> [Task statement]
Looking through the data, please report how many lines contain the string "Kampfmannschaft", giving nothing but the number.

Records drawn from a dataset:
◆ ◆ ◆ ◆ ◆
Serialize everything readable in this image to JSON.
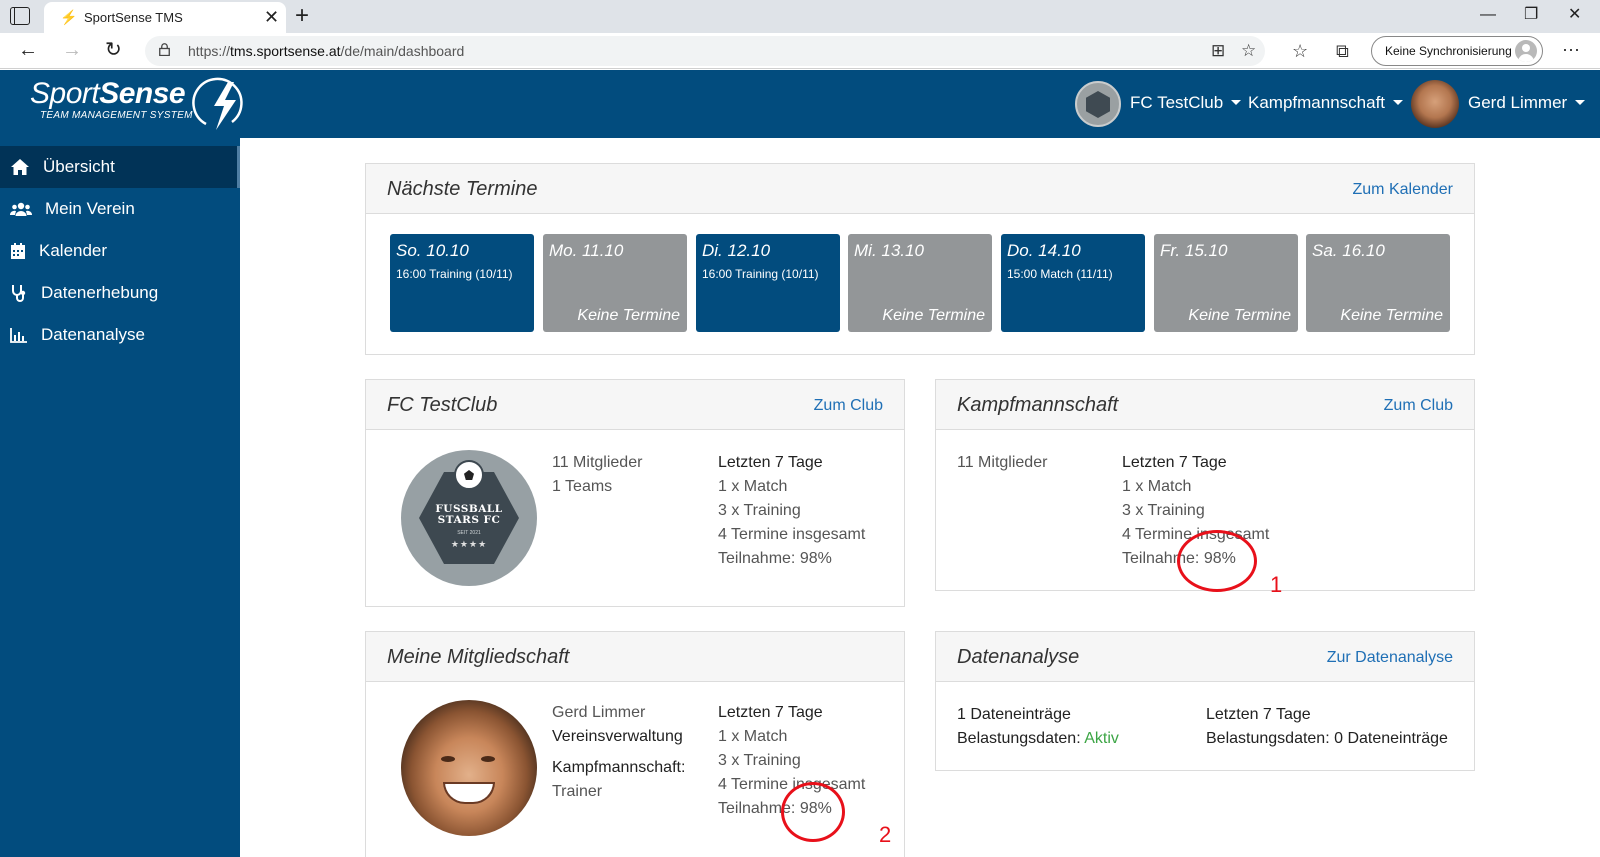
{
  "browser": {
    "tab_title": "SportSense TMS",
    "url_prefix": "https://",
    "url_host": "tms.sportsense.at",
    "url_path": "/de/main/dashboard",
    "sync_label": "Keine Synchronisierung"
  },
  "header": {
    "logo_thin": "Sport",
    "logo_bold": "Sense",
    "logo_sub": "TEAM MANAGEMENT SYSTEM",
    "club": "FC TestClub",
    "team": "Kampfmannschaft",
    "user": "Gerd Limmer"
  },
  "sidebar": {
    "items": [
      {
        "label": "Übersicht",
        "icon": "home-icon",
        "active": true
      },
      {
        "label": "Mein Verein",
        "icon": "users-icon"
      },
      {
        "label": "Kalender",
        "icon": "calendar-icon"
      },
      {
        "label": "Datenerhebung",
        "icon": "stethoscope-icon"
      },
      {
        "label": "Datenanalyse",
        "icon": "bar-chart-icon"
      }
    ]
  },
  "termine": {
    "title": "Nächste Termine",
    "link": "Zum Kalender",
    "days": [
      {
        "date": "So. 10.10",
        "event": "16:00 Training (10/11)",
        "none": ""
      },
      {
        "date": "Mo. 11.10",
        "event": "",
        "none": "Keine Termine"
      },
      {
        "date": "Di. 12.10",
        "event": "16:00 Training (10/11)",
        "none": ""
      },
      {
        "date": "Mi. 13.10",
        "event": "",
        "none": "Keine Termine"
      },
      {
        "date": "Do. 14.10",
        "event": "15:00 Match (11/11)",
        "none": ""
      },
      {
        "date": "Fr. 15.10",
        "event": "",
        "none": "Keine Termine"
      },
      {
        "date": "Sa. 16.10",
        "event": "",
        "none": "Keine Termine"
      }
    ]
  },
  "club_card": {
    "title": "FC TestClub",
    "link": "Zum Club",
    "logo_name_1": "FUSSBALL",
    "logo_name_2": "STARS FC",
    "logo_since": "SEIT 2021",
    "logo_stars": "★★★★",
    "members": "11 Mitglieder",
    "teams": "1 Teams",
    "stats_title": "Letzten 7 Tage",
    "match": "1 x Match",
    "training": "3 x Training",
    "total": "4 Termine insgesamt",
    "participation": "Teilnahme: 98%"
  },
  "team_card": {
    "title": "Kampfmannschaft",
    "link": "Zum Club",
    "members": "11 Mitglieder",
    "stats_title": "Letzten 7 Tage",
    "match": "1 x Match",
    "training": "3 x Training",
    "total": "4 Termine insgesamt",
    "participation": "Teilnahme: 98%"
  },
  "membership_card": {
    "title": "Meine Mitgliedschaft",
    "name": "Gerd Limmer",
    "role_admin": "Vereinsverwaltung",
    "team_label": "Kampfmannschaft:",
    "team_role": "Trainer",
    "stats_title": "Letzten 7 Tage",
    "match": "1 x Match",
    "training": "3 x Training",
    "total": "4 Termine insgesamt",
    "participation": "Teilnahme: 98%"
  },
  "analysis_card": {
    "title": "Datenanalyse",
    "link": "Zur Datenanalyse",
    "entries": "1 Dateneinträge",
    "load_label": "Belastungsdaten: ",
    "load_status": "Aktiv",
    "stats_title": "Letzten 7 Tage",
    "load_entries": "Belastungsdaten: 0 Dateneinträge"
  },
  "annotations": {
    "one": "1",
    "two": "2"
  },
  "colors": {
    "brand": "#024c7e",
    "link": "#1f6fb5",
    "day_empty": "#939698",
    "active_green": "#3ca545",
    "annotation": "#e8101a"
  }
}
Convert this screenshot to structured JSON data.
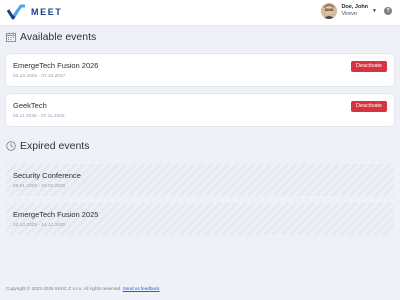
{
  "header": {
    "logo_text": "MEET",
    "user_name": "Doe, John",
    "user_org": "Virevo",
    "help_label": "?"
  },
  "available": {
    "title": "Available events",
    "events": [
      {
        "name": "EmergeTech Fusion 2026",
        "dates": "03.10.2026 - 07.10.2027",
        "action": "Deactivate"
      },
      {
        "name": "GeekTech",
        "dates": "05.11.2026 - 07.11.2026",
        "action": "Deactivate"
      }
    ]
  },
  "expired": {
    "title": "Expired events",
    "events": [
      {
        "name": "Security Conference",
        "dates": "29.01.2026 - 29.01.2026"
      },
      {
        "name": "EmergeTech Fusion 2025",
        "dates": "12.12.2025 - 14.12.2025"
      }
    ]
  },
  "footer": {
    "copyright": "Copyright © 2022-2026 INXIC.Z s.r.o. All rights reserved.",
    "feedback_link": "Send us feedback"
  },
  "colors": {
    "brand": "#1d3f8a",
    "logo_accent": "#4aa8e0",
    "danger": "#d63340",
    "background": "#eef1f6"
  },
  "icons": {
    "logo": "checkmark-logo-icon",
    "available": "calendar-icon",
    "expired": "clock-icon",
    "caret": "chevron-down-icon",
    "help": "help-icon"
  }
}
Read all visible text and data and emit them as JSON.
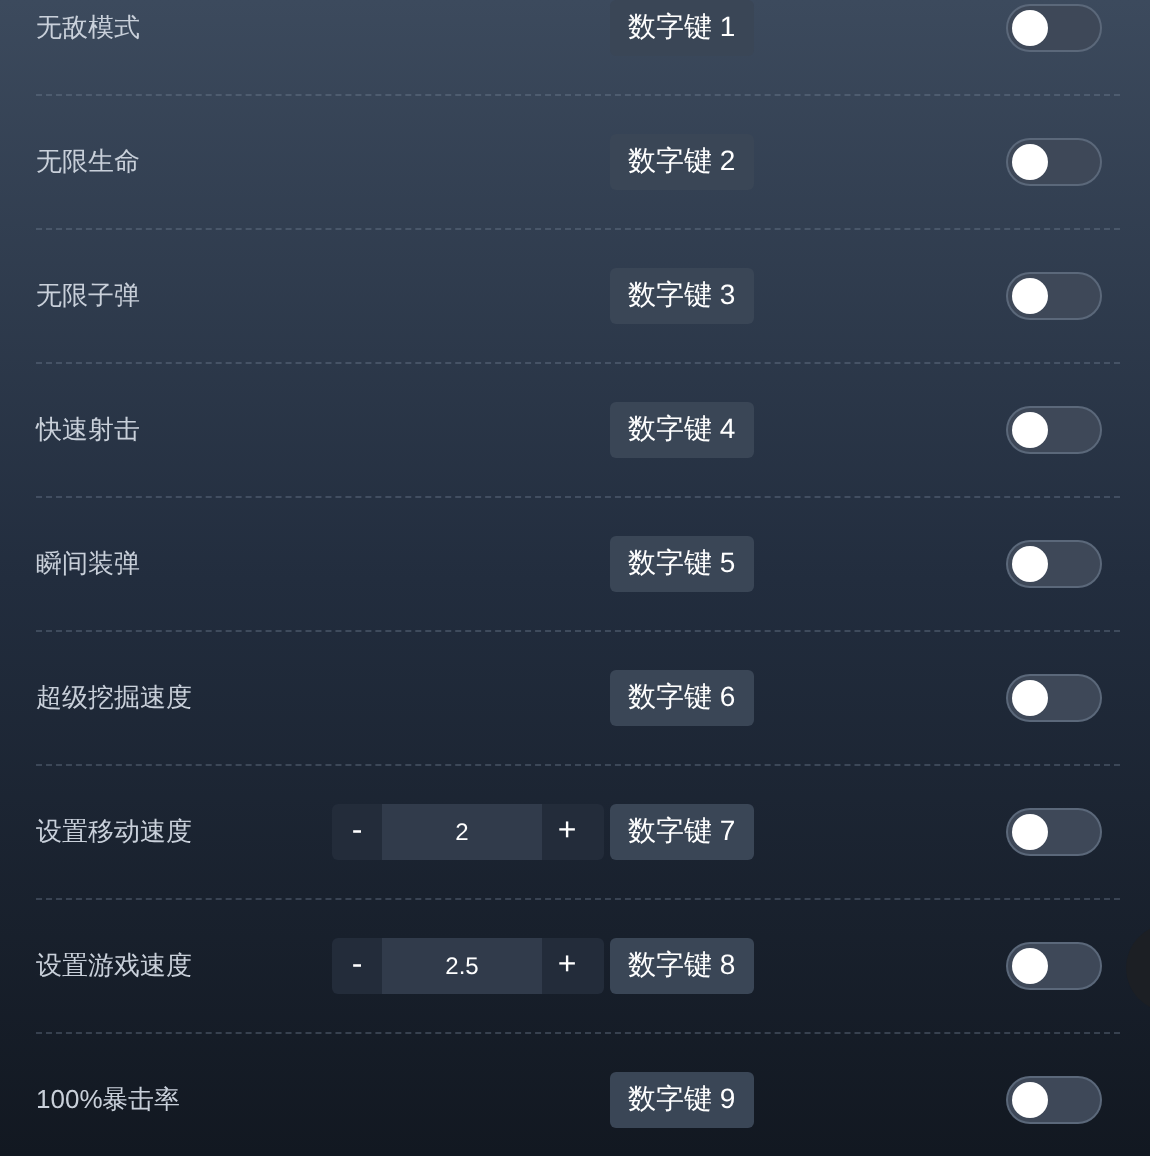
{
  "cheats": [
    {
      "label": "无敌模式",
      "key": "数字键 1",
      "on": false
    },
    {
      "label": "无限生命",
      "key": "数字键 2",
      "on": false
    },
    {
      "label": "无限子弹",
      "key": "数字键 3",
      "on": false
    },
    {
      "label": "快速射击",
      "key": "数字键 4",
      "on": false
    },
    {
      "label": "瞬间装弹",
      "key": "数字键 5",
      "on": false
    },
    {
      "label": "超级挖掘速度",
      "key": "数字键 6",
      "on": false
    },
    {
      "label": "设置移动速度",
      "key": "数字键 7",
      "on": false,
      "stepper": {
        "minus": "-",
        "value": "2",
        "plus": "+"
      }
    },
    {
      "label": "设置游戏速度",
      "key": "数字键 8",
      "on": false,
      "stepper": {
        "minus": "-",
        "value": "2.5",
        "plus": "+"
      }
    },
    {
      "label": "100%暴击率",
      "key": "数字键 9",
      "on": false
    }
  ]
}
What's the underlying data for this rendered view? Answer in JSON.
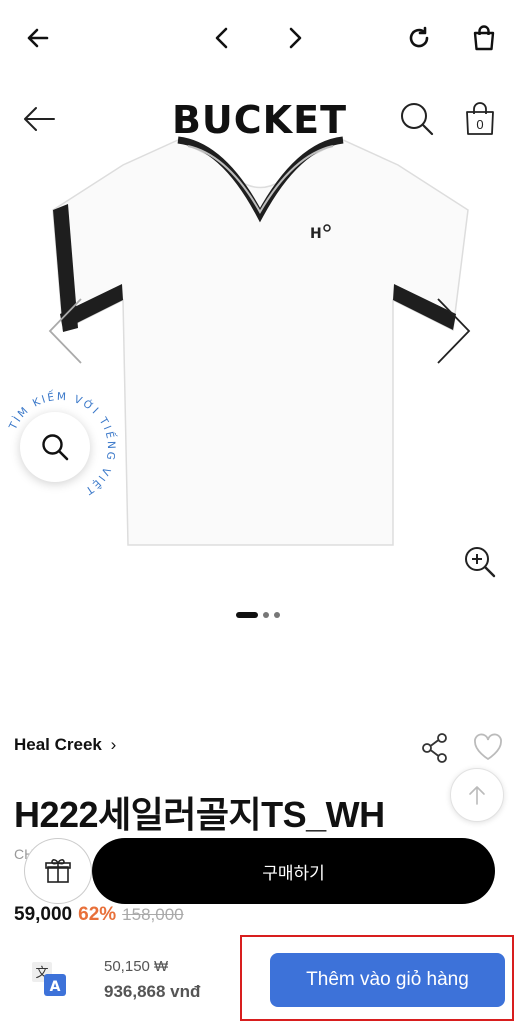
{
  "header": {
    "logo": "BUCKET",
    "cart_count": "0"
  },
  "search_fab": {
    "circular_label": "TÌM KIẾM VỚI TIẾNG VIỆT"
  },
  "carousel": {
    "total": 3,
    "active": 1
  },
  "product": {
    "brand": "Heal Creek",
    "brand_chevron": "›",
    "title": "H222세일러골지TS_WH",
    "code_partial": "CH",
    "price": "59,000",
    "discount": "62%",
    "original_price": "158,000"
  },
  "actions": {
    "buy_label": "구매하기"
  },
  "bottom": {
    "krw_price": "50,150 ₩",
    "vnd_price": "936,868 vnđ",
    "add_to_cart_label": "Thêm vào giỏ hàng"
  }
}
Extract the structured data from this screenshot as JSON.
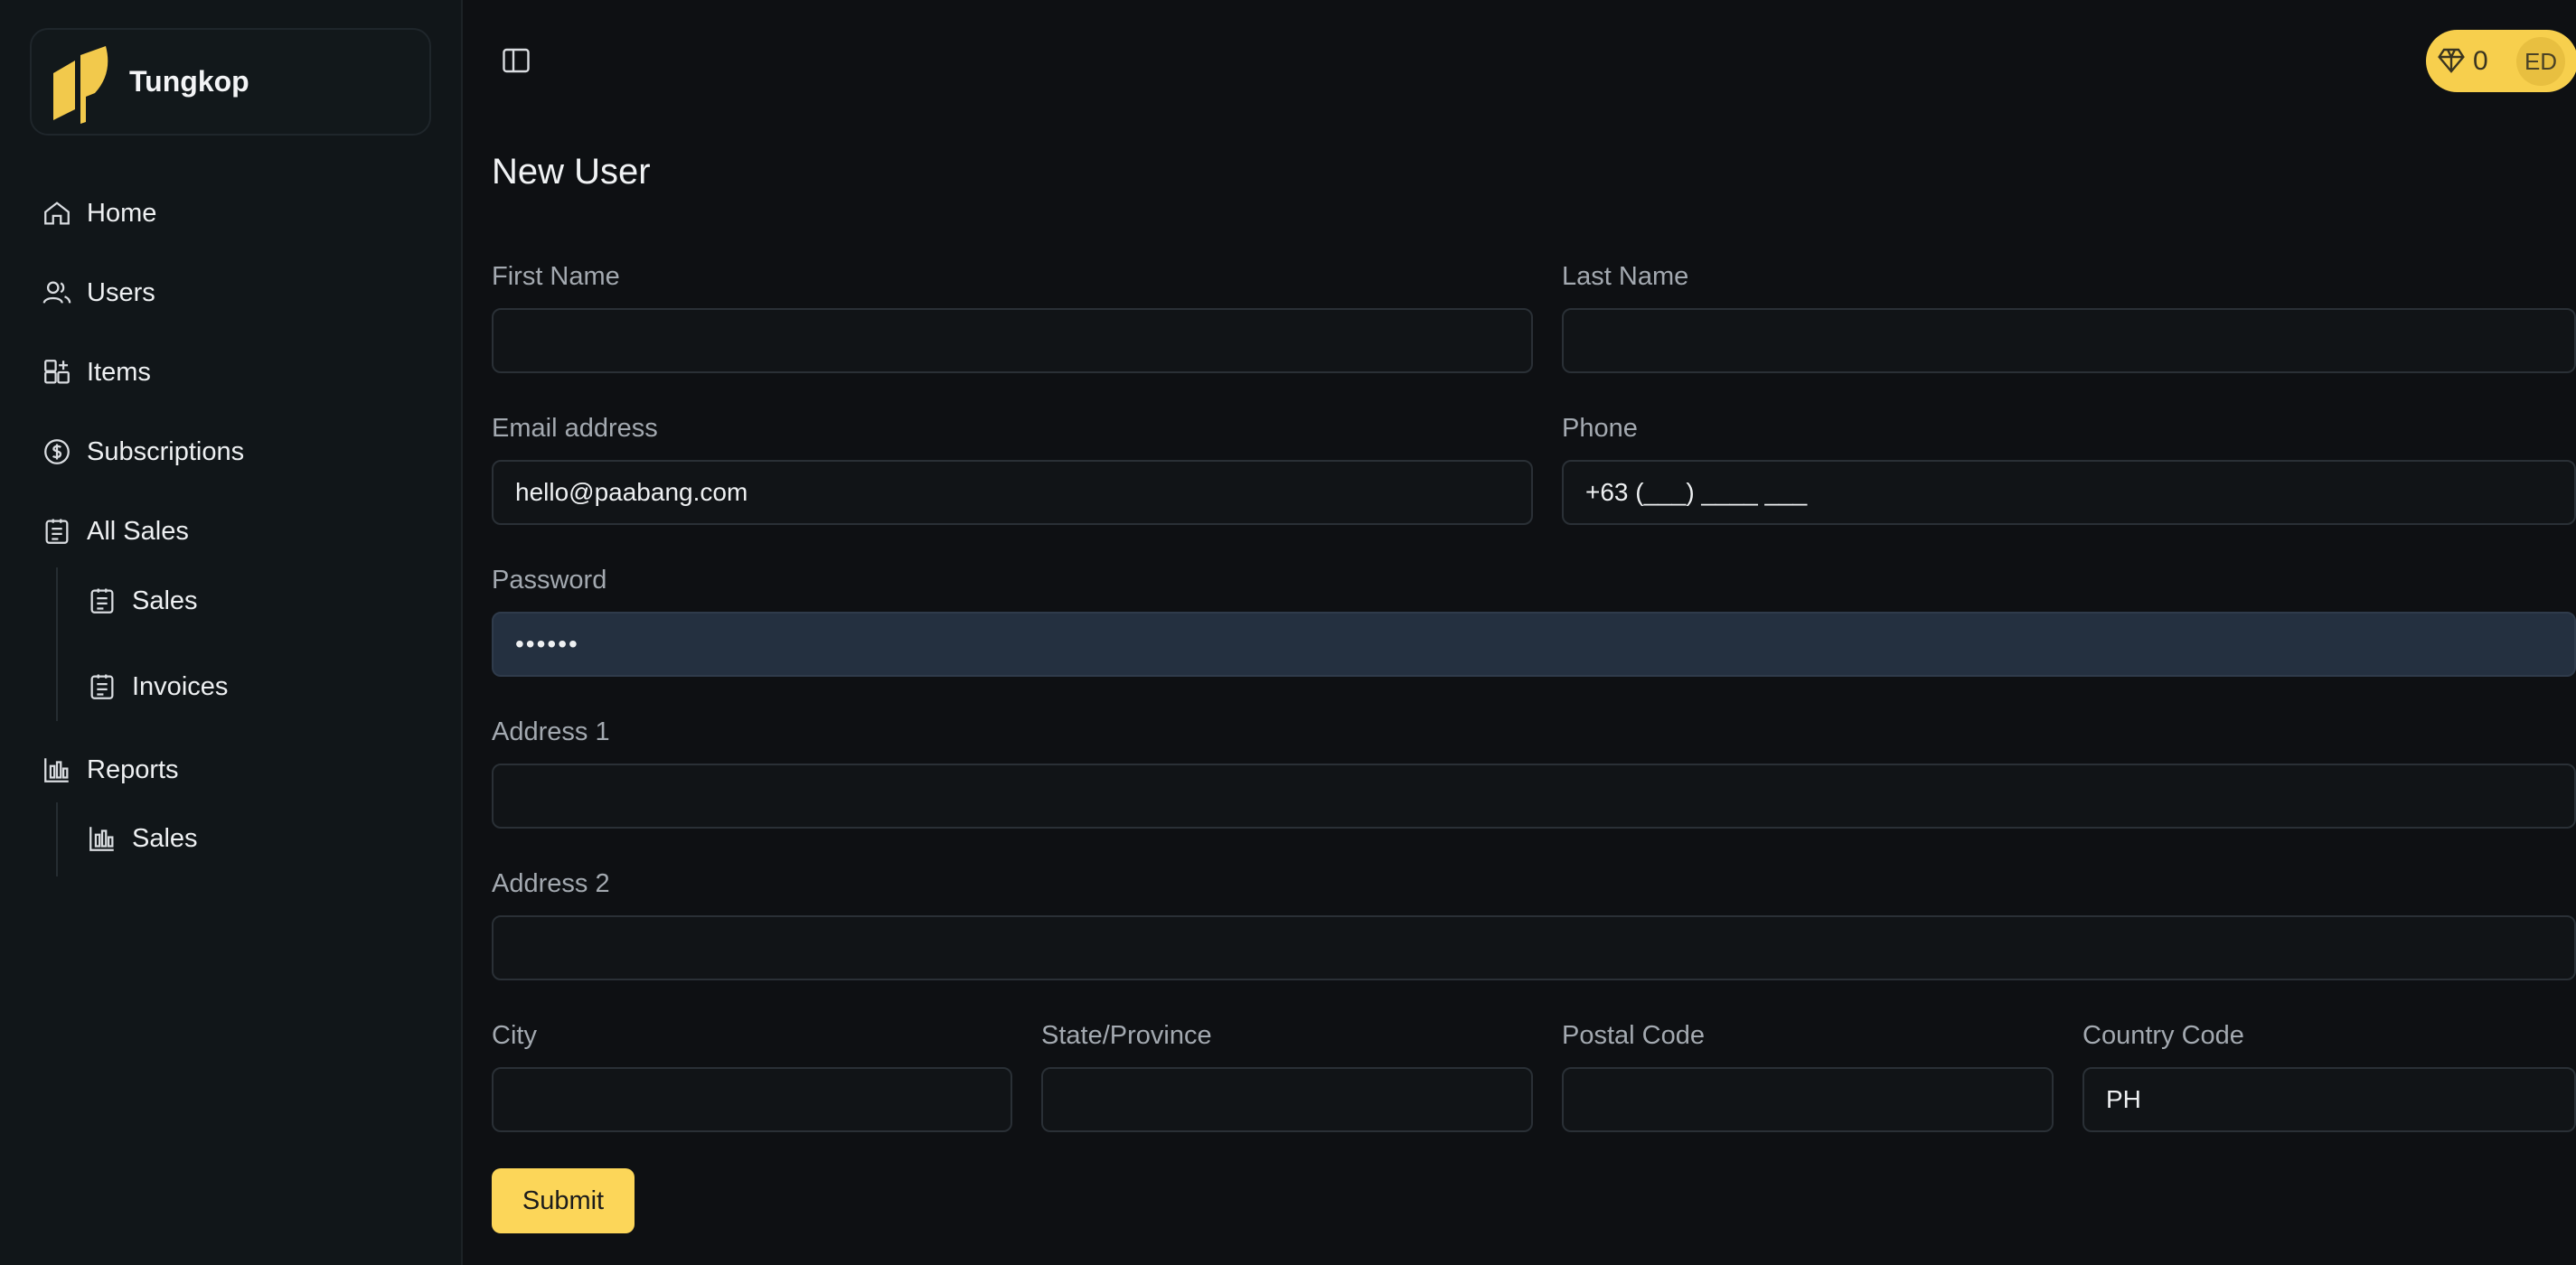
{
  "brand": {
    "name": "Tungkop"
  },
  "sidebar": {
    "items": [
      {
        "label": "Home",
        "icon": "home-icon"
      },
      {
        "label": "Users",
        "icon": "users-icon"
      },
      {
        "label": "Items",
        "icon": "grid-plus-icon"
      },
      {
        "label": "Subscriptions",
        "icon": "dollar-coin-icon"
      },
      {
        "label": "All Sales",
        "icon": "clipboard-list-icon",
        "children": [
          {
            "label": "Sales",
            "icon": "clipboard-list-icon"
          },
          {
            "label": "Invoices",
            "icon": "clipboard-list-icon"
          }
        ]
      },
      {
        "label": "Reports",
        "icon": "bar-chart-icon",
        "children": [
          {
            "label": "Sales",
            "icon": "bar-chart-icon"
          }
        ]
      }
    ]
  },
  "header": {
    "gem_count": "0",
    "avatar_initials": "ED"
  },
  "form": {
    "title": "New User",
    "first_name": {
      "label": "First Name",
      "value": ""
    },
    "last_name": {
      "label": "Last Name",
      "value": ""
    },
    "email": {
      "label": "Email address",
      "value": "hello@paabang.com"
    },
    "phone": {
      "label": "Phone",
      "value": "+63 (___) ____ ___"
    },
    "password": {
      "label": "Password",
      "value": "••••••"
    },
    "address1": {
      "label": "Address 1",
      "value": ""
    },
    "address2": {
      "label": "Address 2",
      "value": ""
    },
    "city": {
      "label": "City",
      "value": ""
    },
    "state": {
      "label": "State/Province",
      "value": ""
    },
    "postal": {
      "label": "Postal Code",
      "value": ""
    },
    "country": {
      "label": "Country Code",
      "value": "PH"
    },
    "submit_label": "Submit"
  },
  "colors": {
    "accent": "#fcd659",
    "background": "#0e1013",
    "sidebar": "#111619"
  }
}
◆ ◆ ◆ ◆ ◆
> [Exercise solution]
3